Olivia S. Elie, Jason R. Franz, and Brian P. Selgrade

Multiple sclerosis is a neurodegenerative disease that causes balance deficits, even in early stages. Evidence suggests that people with multiple sclerosis (PwMS) rely more on vision to maintain balance, and challenging balance with optical flow perturbations may be a practical screening for balance deficits. Whether these perturbations affect standing balance in PwMS is unknown. Therefore, the purpose of this study was to examine how optical flow perturbations affect standing balance in PwMS. We hypothesized that perturbations would cause higher variability in PwMS compared with matched controls during standing and that standing balance would be more susceptible to anterior–posterior (A–P) perturbations than medial–lateral (M–L) perturbations. Thirteen PwMS and 13 controls stood under 3 conditions: unperturbed, M–L perturbation, and A–P perturbations.

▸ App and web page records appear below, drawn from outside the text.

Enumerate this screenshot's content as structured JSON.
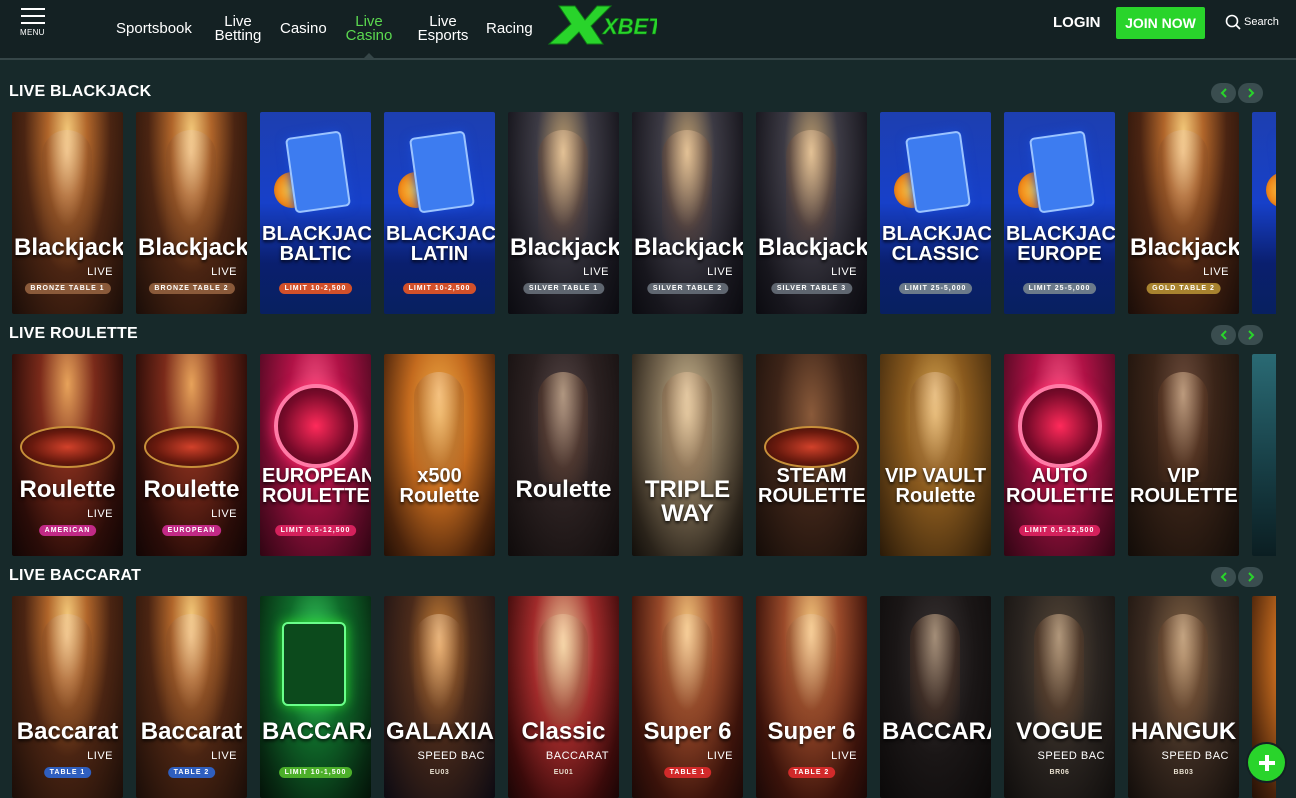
{
  "header": {
    "menu_label": "MENU",
    "nav": [
      {
        "line1": "Sportsbook"
      },
      {
        "line1": "Live",
        "line2": "Betting"
      },
      {
        "line1": "Casino"
      },
      {
        "line1": "Live",
        "line2": "Casino",
        "active": true
      },
      {
        "line1": "Live",
        "line2": "Esports"
      },
      {
        "line1": "Racing"
      }
    ],
    "logo_text": "XBET",
    "login_label": "LOGIN",
    "join_label": "JOIN NOW",
    "search_label": "Search",
    "accent_color": "#29d42b"
  },
  "sections": [
    {
      "title": "LIVE BLACKJACK",
      "cards": [
        {
          "title": "Blackjack",
          "sub": "LIVE",
          "badge": "BRONZE TABLE 1",
          "theme": "gold-room",
          "badge_color": "#8a5a3a"
        },
        {
          "title": "Blackjack",
          "sub": "LIVE",
          "badge": "BRONZE TABLE 2",
          "theme": "gold-room",
          "badge_color": "#8a5a3a"
        },
        {
          "title": "BLACKJACK BALTIC",
          "sub": "",
          "badge": "LIMIT 10-2,500",
          "theme": "blue-cards",
          "badge_color": "#d2502a"
        },
        {
          "title": "BLACKJACK LATIN",
          "sub": "",
          "badge": "LIMIT 10-2,500",
          "theme": "blue-cards",
          "badge_color": "#d2502a"
        },
        {
          "title": "Blackjack",
          "sub": "LIVE",
          "badge": "SILVER TABLE 1",
          "theme": "dark-room",
          "badge_color": "#5f6670"
        },
        {
          "title": "Blackjack",
          "sub": "LIVE",
          "badge": "SILVER TABLE 2",
          "theme": "dark-room",
          "badge_color": "#5f6670"
        },
        {
          "title": "Blackjack",
          "sub": "LIVE",
          "badge": "SILVER TABLE 3",
          "theme": "dark-room",
          "badge_color": "#5f6670"
        },
        {
          "title": "BLACKJACK CLASSIC",
          "sub": "",
          "badge": "LIMIT 25-5,000",
          "theme": "blue-cards",
          "badge_color": "#6b7a8a"
        },
        {
          "title": "BLACKJACK EUROPE",
          "sub": "",
          "badge": "LIMIT 25-5,000",
          "theme": "blue-cards",
          "badge_color": "#6b7a8a"
        },
        {
          "title": "Blackjack",
          "sub": "LIVE",
          "badge": "GOLD TABLE 2",
          "theme": "gold-room",
          "badge_color": "#a8832f"
        },
        {
          "title": "BL",
          "sub": "",
          "badge": "",
          "theme": "blue-cards",
          "badge_color": ""
        }
      ]
    },
    {
      "title": "LIVE ROULETTE",
      "cards": [
        {
          "title": "Roulette",
          "sub": "LIVE",
          "badge": "AMERICAN",
          "theme": "roulette-room",
          "badge_color": "#c12a86"
        },
        {
          "title": "Roulette",
          "sub": "LIVE",
          "badge": "EUROPEAN",
          "theme": "roulette-room",
          "badge_color": "#c12a86"
        },
        {
          "title": "EUROPEAN ROULETTE",
          "sub": "",
          "badge": "LIMIT 0.5-12,500",
          "theme": "pink-wheel",
          "badge_color": "#d4215c"
        },
        {
          "title": "x500 Roulette",
          "sub": "",
          "badge": "",
          "theme": "orange-dealer",
          "badge_color": ""
        },
        {
          "title": "Roulette",
          "sub": "",
          "badge": "",
          "theme": "dark-dealer",
          "badge_color": ""
        },
        {
          "title": "TRIPLE WAY",
          "sub": "",
          "badge": "",
          "theme": "gold-dealer",
          "badge_color": ""
        },
        {
          "title": "STEAM ROULETTE",
          "sub": "",
          "badge": "",
          "theme": "steam",
          "badge_color": ""
        },
        {
          "title": "VIP VAULT Roulette",
          "sub": "",
          "badge": "",
          "theme": "vault",
          "badge_color": ""
        },
        {
          "title": "AUTO ROULETTE",
          "sub": "",
          "badge": "LIMIT 0.5-12,500",
          "theme": "pink-wheel",
          "badge_color": "#d4215c"
        },
        {
          "title": "VIP ROULETTE",
          "sub": "",
          "badge": "",
          "theme": "vip",
          "badge_color": ""
        },
        {
          "title": "",
          "sub": "",
          "badge": "",
          "theme": "teal",
          "badge_color": ""
        }
      ]
    },
    {
      "title": "LIVE BACCARAT",
      "cards": [
        {
          "title": "Baccarat",
          "sub": "LIVE",
          "badge": "TABLE 1",
          "theme": "gold-room",
          "badge_color": "#2f5fbf"
        },
        {
          "title": "Baccarat",
          "sub": "LIVE",
          "badge": "TABLE 2",
          "theme": "gold-room",
          "badge_color": "#2f5fbf"
        },
        {
          "title": "BACCARAT",
          "sub": "",
          "badge": "LIMIT 10-1,500",
          "theme": "green-cards",
          "badge_color": "#4caf2a"
        },
        {
          "title": "GALAXIA",
          "sub": "SPEED BAC",
          "badge": "EU03",
          "theme": "galaxia",
          "badge_color": ""
        },
        {
          "title": "Classic",
          "sub": "BACCARAT",
          "badge": "EU01",
          "theme": "classic",
          "badge_color": ""
        },
        {
          "title": "Super 6",
          "sub": "LIVE",
          "badge": "TABLE 1",
          "theme": "red-room",
          "badge_color": "#d12a2a"
        },
        {
          "title": "Super 6",
          "sub": "LIVE",
          "badge": "TABLE 2",
          "theme": "red-room",
          "badge_color": "#d12a2a"
        },
        {
          "title": "BACCARAT",
          "sub": "",
          "badge": "",
          "theme": "dark-dealer2",
          "badge_color": ""
        },
        {
          "title": "VOGUE",
          "sub": "SPEED BAC",
          "badge": "BR06",
          "theme": "vogue",
          "badge_color": ""
        },
        {
          "title": "HANGUK",
          "sub": "SPEED BAC",
          "badge": "BB03",
          "theme": "hanguk",
          "badge_color": ""
        },
        {
          "title": "",
          "sub": "",
          "badge": "",
          "theme": "orange-dealer",
          "badge_color": ""
        }
      ]
    }
  ]
}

A–P perturbations caused significantly higher A–P trunk sway variability in PwMS than controls, although both groups had similar center-of-pressure variability. Both perturbations increased variability in A–P trunk sway and center of pressure. Trunk variability data supported the hypothesis that PwMS were more susceptible to optical flow perturbations than controls. However, the hypothesis that A–P perturbations would affect balance more than M–L perturbations was partially supported. These results suggest potential for optical flow perturbations to identify balance deficits in PwMS.